* _Activity_: Your answer should be one number: how many lines below hold the word "icon".

Supplied data: Begin

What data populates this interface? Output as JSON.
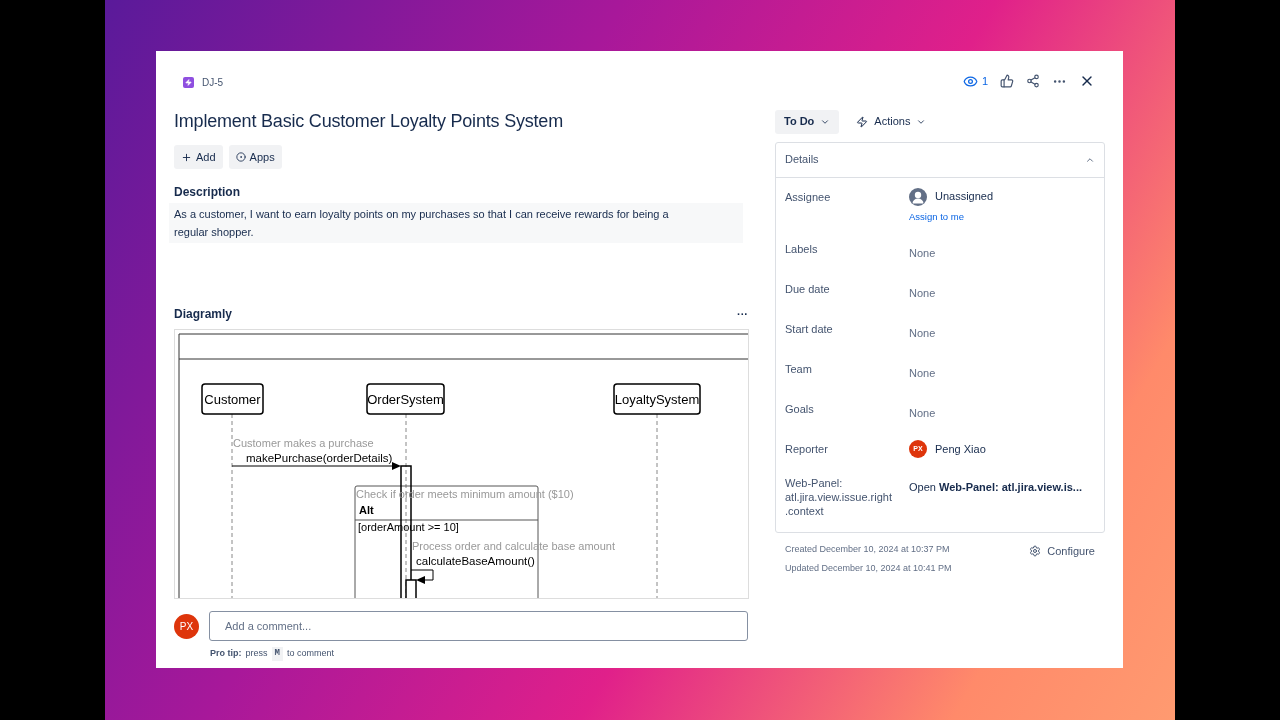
{
  "issue": {
    "key": "DJ-5",
    "title": "Implement Basic Customer Loyalty Points System",
    "buttons": [
      "Add",
      "Apps"
    ]
  },
  "header_actions": {
    "watchers": "1"
  },
  "description": {
    "heading": "Description",
    "text": "As a customer, I want to earn loyalty points on my purchases so that I can receive rewards for being a regular shopper."
  },
  "diagramly": {
    "heading": "Diagramly",
    "more": "···",
    "participants": [
      "Customer",
      "OrderSystem",
      "LoyaltySystem"
    ],
    "note_1": "Customer makes a purchase",
    "message_1": "makePurchase(orderDetails)",
    "alt_note": "Check if order meets minimum amount ($10)",
    "alt_label": "Alt",
    "alt_condition": "[orderAmount >= 10]",
    "note_2": "Process order and calculate base amount",
    "message_2": "calculateBaseAmount()"
  },
  "comment": {
    "avatar": "PX",
    "placeholder": "Add a comment...",
    "tip_label": "Pro tip:",
    "tip_before": "press",
    "tip_key": "M",
    "tip_after": "to comment"
  },
  "status": {
    "label": "To Do",
    "actions": "Actions"
  },
  "details": {
    "heading": "Details",
    "expanded": true,
    "rows": [
      {
        "label": "Assignee",
        "kind": "user",
        "value": "Unassigned",
        "link": "Assign to me"
      },
      {
        "label": "Labels",
        "kind": "text",
        "value": "None"
      },
      {
        "label": "Due date",
        "kind": "text",
        "value": "None"
      },
      {
        "label": "Start date",
        "kind": "text",
        "value": "None"
      },
      {
        "label": "Team",
        "kind": "text",
        "value": "None"
      },
      {
        "label": "Goals",
        "kind": "text",
        "value": "None"
      },
      {
        "label": "Reporter",
        "kind": "person",
        "value": "Peng Xiao",
        "initials": "PX"
      },
      {
        "label": "Web-Panel: atl.jira.view.issue.right.context",
        "kind": "rich",
        "value": "Open **Web-Panel: atl.jira.view.is...**"
      }
    ]
  },
  "footer": {
    "created": "Created December 10, 2024 at 10:37 PM",
    "updated": "Updated December 10, 2024 at 10:41 PM",
    "configure": "Configure"
  }
}
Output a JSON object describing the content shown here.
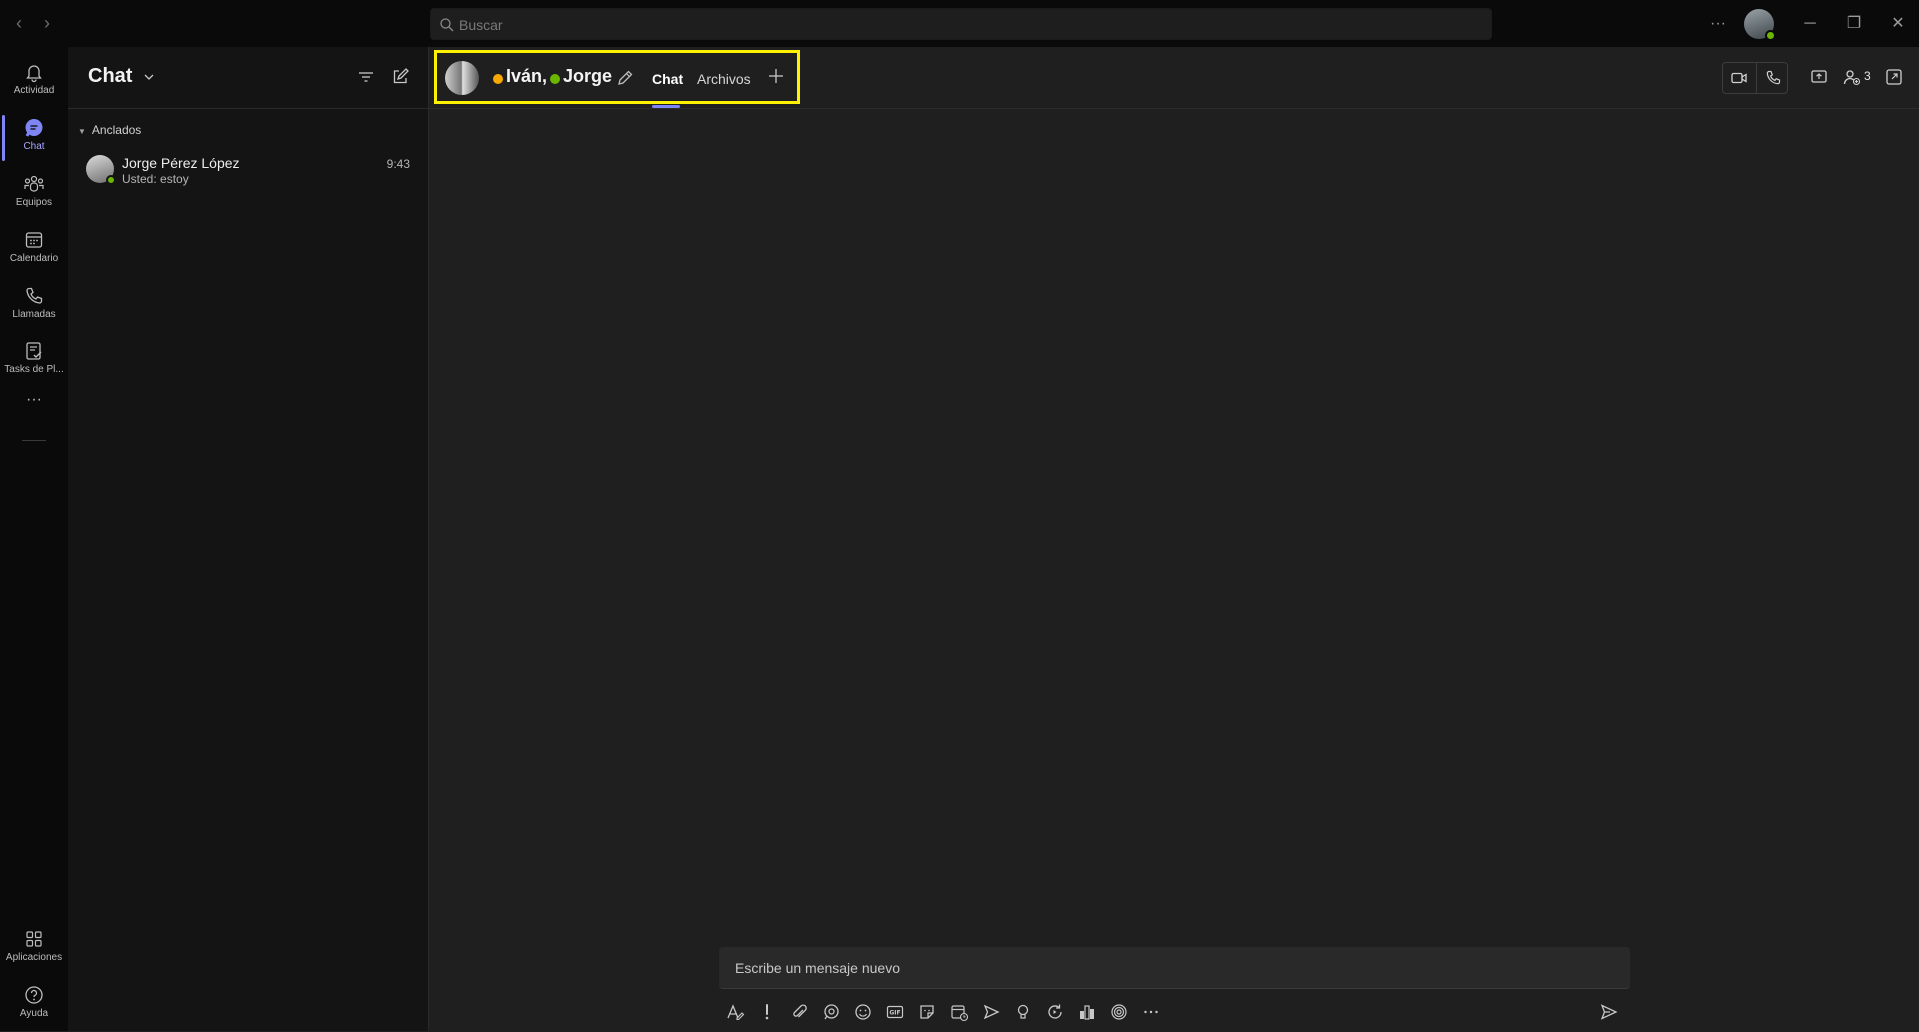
{
  "titlebar": {
    "search_placeholder": "Buscar",
    "more": "···"
  },
  "rail": {
    "items": [
      {
        "label": "Actividad",
        "icon": "bell-icon"
      },
      {
        "label": "Chat",
        "icon": "chat-icon"
      },
      {
        "label": "Equipos",
        "icon": "teams-icon"
      },
      {
        "label": "Calendario",
        "icon": "calendar-icon"
      },
      {
        "label": "Llamadas",
        "icon": "phone-icon"
      },
      {
        "label": "Tasks de Pl...",
        "icon": "tasks-icon"
      }
    ],
    "more": "···",
    "apps_label": "Aplicaciones",
    "help_label": "Ayuda"
  },
  "chat_list": {
    "title": "Chat",
    "section_label": "Anclados",
    "items": [
      {
        "name": "Jorge Pérez López",
        "preview": "Usted: estoy",
        "time": "9:43"
      }
    ]
  },
  "conversation": {
    "members": [
      {
        "name": "Iván,",
        "presence": "away"
      },
      {
        "name": "Jorge",
        "presence": "available"
      }
    ],
    "tabs": [
      {
        "label": "Chat",
        "active": true
      },
      {
        "label": "Archivos",
        "active": false
      }
    ],
    "participant_count": "3",
    "composer_placeholder": "Escribe un mensaje nuevo"
  },
  "colors": {
    "accent": "#7f85f5",
    "available": "#6bb700",
    "away": "#f8a800",
    "highlight": "#fff200"
  }
}
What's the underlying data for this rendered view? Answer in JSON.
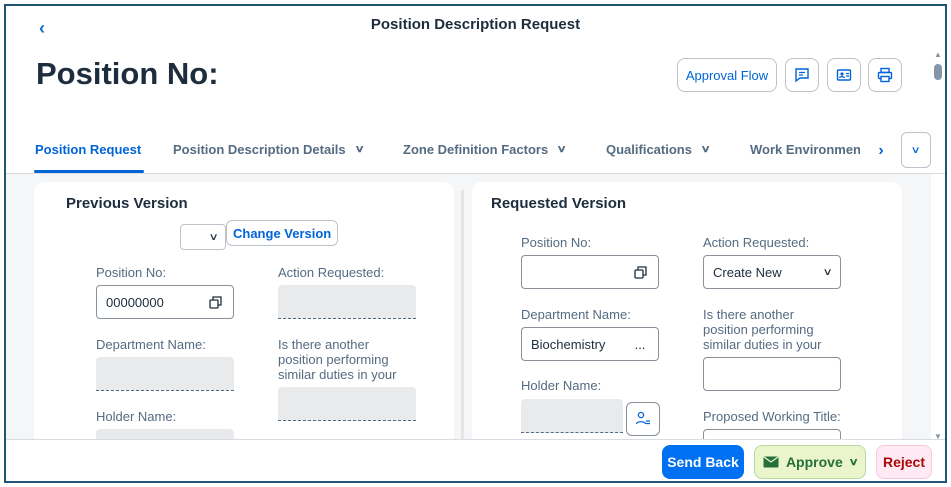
{
  "header": {
    "title": "Position Description Request",
    "object_title": "Position No:",
    "approval_flow_label": "Approval Flow"
  },
  "tabs": [
    {
      "label": "Position Request",
      "active": true
    },
    {
      "label": "Position Description Details",
      "active": false
    },
    {
      "label": "Zone Definition Factors",
      "active": false
    },
    {
      "label": "Qualifications",
      "active": false
    },
    {
      "label": "Work Environmen",
      "active": false
    }
  ],
  "previous": {
    "title": "Previous Version",
    "change_version_label": "Change Version",
    "position_no_label": "Position No:",
    "position_no_value": "00000000",
    "action_requested_label": "Action Requested:",
    "department_label": "Department Name:",
    "similar_duties_label": "Is there another position performing similar duties in your unit?:",
    "holder_label": "Holder Name:"
  },
  "requested": {
    "title": "Requested Version",
    "position_no_label": "Position No:",
    "position_no_value": "",
    "action_requested_label": "Action Requested:",
    "action_requested_value": "Create New",
    "department_label": "Department Name:",
    "department_value": "Biochemistry",
    "department_more": "...",
    "similar_duties_label": "Is there another position performing similar duties in your unit?:",
    "holder_label": "Holder Name:",
    "working_title_label": "Proposed Working Title:"
  },
  "footer": {
    "send_back_label": "Send Back",
    "approve_label": "Approve",
    "reject_label": "Reject"
  },
  "colors": {
    "accent": "#0064d9",
    "primary_button": "#0070f2",
    "approve_bg": "#ebf5cb",
    "reject_bg": "#ffeaf4",
    "frame": "#1f5673"
  }
}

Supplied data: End

* _Answer for this exercise_: 6